AIMS AND OBJECTIVES
The study aimed to compare the use of plain ice, flavoured ice and standard care, to evaluate the effect on mucositis and to determine patients' perceptions of the two forms of oral cryotherapy.
Despite evidence that oral cryotherapy is useful in preventing mucositis in patients receiving 5-fluorouracil, concerns have been expressed about its clinical utility, due to potential side effects and negative perceptions.
A randomized, controlled, crossover trial was conducted in the outpatient chemotherapy department of an acute care teaching hospital in Perth, Western Australia. Patients were randomized to receive each of three interventions across three cycles of chemotherapy: standard care alone; standard care plus plain ice; and standard care plus flavoured ice.
Oral mucositis was assessed by nurses prior to each of the three chemotherapy cycles and 15 days after each intervention. Two assessment tools were used, the Oral Assessment Guide, and the Western Consortium Cancer Nursing Research Scale. Participants completed a questionnaire to determine their comfort and satisfaction with oral cryotherapy, as well as factors affecting compliance.
Findings from 67 patients revealed that when participants used standard care alone, they were significantly more likely to experience symptoms of mucositis than when they used either plain or flavoured ice. Odds ratios were at least threefold higher for standard care alone, varying according to the instrument used. The two main concerns reported were the taste of flavoured ice and the time required to complete the cryotherapy interventions. Side effects such as nausea, sensitivity and headache were reported more frequently for flavoured ice (n = 11) compared with plain ice (n = 5) and standard care (n = 1).
Both forms of oral cryotherapy were effective in reducing the severity of oral mucositis after chemotherapy and were more effective than standard care alone. Flavoured ice was associated with the highest frequency of side effects.
RELEVANCE TO CLINICAL PRACTICE

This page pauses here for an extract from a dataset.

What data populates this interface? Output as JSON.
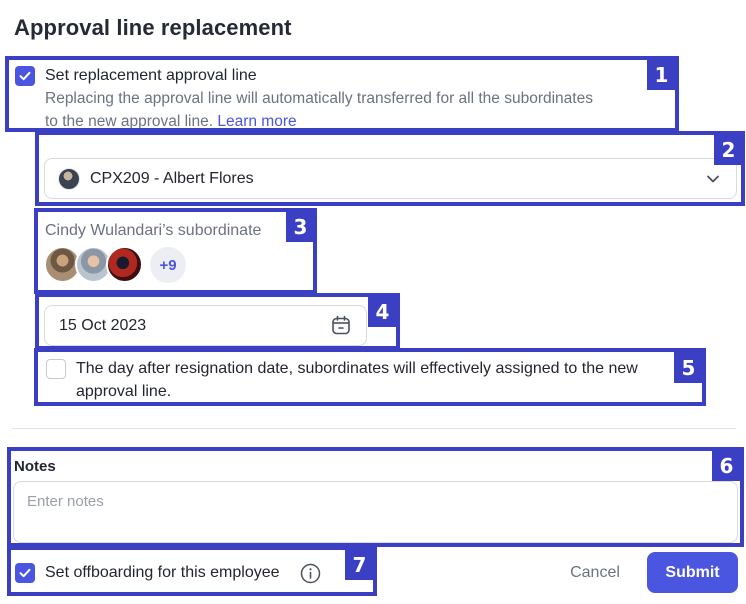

The benefits of cryotherapy appear to outweigh the problems in this sample of patients. The intervention should be tailored to individual patients, based on preferences for plain versus flavoured ice and small chips vs. larger blocks. Unsweetened frozen fruit juices should be evaluated. Time constraints could be addressed by providing transportable containers of ice.